Exercise description » Pictures aside, repeat the listing below exactly.

########

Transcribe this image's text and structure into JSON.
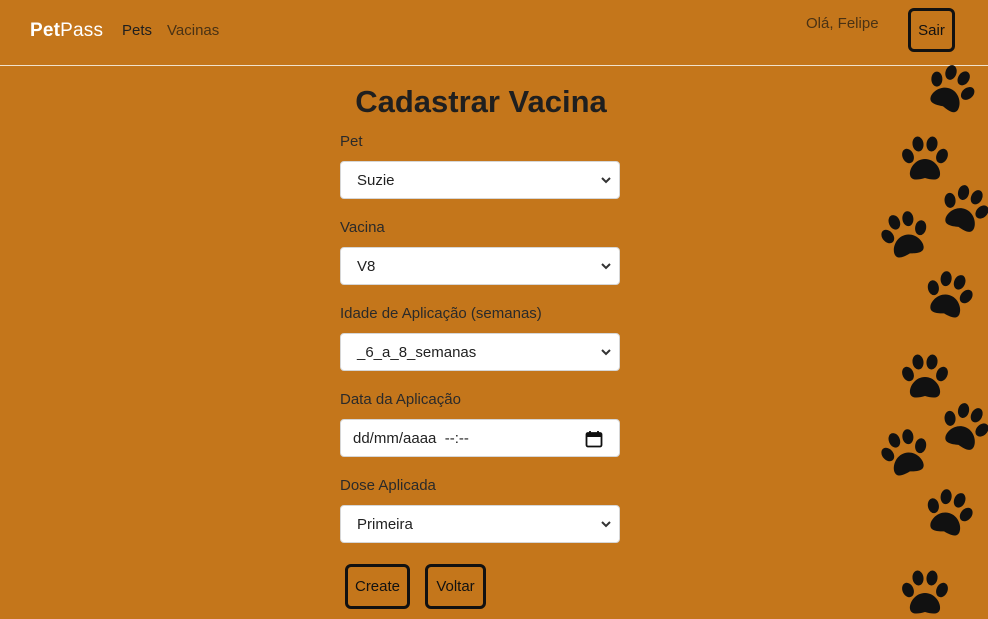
{
  "navbar": {
    "brand_bold": "Pet",
    "brand_light": "Pass",
    "links": [
      "Pets",
      "Vacinas"
    ],
    "greeting": "Olá, Felipe",
    "logout_label": "Sair"
  },
  "form": {
    "title": "Cadastrar Vacina",
    "pet_label": "Pet",
    "pet_value": "Suzie",
    "vaccine_label": "Vacina",
    "vaccine_value": "V8",
    "age_label": "Idade de Aplicação (semanas)",
    "age_value": "_6_a_8_semanas",
    "date_label": "Data da Aplicação",
    "date_placeholder": "dd/mm/aaaa  --:--",
    "dose_label": "Dose Aplicada",
    "dose_value": "Primeira",
    "create_label": "Create",
    "back_label": "Voltar"
  },
  "colors": {
    "background": "#c4761b",
    "border": "#111111"
  },
  "decoration": {
    "icon": "paw-print-icon"
  }
}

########

Final answer »
Transcribe this image's text and structure into JSON.
{
  "navbar": {
    "brand_bold": "Pet",
    "brand_light": "Pass",
    "links": [
      "Pets",
      "Vacinas"
    ],
    "greeting": "Olá, Felipe",
    "logout_label": "Sair"
  },
  "form": {
    "title": "Cadastrar Vacina",
    "pet_label": "Pet",
    "pet_value": "Suzie",
    "vaccine_label": "Vacina",
    "vaccine_value": "V8",
    "age_label": "Idade de Aplicação (semanas)",
    "age_value": "_6_a_8_semanas",
    "date_label": "Data da Aplicação",
    "date_placeholder": "dd/mm/aaaa  --:--",
    "dose_label": "Dose Aplicada",
    "dose_value": "Primeira",
    "create_label": "Create",
    "back_label": "Voltar"
  },
  "colors": {
    "background": "#c4761b",
    "border": "#111111"
  },
  "decoration": {
    "icon": "paw-print-icon"
  }
}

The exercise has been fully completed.